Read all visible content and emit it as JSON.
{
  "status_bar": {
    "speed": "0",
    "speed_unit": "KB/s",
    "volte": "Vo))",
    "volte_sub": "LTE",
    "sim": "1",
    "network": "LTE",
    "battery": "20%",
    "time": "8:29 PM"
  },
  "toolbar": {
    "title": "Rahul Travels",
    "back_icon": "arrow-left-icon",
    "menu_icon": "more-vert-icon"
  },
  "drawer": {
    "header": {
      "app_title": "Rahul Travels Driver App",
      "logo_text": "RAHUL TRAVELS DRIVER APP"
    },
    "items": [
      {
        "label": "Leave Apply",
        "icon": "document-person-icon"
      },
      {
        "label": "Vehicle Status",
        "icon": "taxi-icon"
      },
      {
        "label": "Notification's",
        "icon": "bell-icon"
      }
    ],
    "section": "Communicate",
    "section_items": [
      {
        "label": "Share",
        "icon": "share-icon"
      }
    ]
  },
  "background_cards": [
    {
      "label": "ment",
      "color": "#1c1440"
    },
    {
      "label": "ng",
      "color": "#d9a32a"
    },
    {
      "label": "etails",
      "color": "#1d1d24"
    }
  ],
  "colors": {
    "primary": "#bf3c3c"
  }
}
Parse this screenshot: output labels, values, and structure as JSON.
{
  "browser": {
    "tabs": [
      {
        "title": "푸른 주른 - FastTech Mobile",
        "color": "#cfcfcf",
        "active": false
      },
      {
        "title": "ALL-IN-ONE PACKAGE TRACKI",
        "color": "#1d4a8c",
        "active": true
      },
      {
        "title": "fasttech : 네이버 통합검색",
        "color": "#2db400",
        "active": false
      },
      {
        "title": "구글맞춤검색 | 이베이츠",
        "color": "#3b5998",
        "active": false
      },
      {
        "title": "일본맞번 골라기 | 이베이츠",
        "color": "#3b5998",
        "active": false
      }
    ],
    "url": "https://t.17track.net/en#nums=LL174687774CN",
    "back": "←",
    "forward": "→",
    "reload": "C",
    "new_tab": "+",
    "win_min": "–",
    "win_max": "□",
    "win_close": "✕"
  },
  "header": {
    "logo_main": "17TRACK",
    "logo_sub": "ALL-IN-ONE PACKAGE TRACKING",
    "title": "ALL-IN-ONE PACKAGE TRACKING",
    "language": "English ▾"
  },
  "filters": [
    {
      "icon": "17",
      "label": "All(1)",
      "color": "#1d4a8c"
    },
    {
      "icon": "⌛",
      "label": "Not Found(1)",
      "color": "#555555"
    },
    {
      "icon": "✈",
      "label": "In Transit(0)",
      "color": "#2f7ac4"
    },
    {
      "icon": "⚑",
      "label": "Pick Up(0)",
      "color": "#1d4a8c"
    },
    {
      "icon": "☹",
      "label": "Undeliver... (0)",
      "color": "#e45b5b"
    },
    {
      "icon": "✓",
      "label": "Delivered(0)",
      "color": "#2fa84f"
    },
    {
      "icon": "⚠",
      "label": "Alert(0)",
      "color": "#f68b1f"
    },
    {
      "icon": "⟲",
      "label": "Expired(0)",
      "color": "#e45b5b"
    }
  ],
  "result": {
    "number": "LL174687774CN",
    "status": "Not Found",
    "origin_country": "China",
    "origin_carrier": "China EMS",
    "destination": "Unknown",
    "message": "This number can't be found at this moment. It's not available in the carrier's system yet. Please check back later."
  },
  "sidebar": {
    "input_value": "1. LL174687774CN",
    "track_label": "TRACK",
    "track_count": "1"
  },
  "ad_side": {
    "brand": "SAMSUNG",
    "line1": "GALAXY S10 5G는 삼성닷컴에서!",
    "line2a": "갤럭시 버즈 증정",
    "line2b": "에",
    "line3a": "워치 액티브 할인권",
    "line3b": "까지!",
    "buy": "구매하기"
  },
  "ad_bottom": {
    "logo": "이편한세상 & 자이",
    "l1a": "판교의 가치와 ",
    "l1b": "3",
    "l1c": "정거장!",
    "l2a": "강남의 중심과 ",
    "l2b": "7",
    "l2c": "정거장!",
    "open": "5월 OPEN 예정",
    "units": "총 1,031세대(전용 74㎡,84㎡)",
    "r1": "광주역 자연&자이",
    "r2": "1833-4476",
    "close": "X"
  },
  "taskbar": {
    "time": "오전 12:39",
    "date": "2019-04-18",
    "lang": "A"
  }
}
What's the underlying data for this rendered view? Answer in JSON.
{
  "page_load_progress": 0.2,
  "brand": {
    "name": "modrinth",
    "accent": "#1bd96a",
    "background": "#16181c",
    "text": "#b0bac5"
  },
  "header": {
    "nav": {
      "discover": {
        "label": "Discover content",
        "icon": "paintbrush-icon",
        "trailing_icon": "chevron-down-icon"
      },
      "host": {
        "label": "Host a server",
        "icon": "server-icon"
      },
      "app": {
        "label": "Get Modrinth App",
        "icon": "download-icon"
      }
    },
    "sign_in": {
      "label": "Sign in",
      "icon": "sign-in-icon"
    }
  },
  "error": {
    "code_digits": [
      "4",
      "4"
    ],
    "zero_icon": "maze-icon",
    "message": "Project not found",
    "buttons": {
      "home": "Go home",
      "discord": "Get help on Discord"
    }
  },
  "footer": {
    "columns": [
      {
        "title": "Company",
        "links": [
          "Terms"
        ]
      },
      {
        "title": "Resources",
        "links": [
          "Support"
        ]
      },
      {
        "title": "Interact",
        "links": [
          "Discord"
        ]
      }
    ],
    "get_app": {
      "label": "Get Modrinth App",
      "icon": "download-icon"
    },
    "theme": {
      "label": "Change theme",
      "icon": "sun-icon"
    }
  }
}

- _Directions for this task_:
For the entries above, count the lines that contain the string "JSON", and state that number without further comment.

- _Result of the task_:
3